Records from a data collection:
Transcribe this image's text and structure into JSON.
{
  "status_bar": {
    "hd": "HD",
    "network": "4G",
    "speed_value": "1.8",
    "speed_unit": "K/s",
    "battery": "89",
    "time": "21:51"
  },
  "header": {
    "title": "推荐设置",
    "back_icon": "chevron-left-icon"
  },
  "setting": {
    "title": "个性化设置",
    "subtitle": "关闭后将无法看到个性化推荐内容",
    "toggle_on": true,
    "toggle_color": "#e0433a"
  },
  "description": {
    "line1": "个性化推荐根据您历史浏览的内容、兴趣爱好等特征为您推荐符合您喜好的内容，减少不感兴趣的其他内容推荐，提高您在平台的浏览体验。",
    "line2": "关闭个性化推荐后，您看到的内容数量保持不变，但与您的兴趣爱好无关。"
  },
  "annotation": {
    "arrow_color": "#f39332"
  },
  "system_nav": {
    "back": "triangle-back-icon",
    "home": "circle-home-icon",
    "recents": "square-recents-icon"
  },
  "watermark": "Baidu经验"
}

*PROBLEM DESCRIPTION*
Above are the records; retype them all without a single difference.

*ANSWER SECTION*
Transcribe this image's text and structure into JSON.
{
  "status_bar": {
    "hd": "HD",
    "network": "4G",
    "speed_value": "1.8",
    "speed_unit": "K/s",
    "battery": "89",
    "time": "21:51"
  },
  "header": {
    "title": "推荐设置",
    "back_icon": "chevron-left-icon"
  },
  "setting": {
    "title": "个性化设置",
    "subtitle": "关闭后将无法看到个性化推荐内容",
    "toggle_on": true,
    "toggle_color": "#e0433a"
  },
  "description": {
    "line1": "个性化推荐根据您历史浏览的内容、兴趣爱好等特征为您推荐符合您喜好的内容，减少不感兴趣的其他内容推荐，提高您在平台的浏览体验。",
    "line2": "关闭个性化推荐后，您看到的内容数量保持不变，但与您的兴趣爱好无关。"
  },
  "annotation": {
    "arrow_color": "#f39332"
  },
  "system_nav": {
    "back": "triangle-back-icon",
    "home": "circle-home-icon",
    "recents": "square-recents-icon"
  },
  "watermark": "Baidu经验"
}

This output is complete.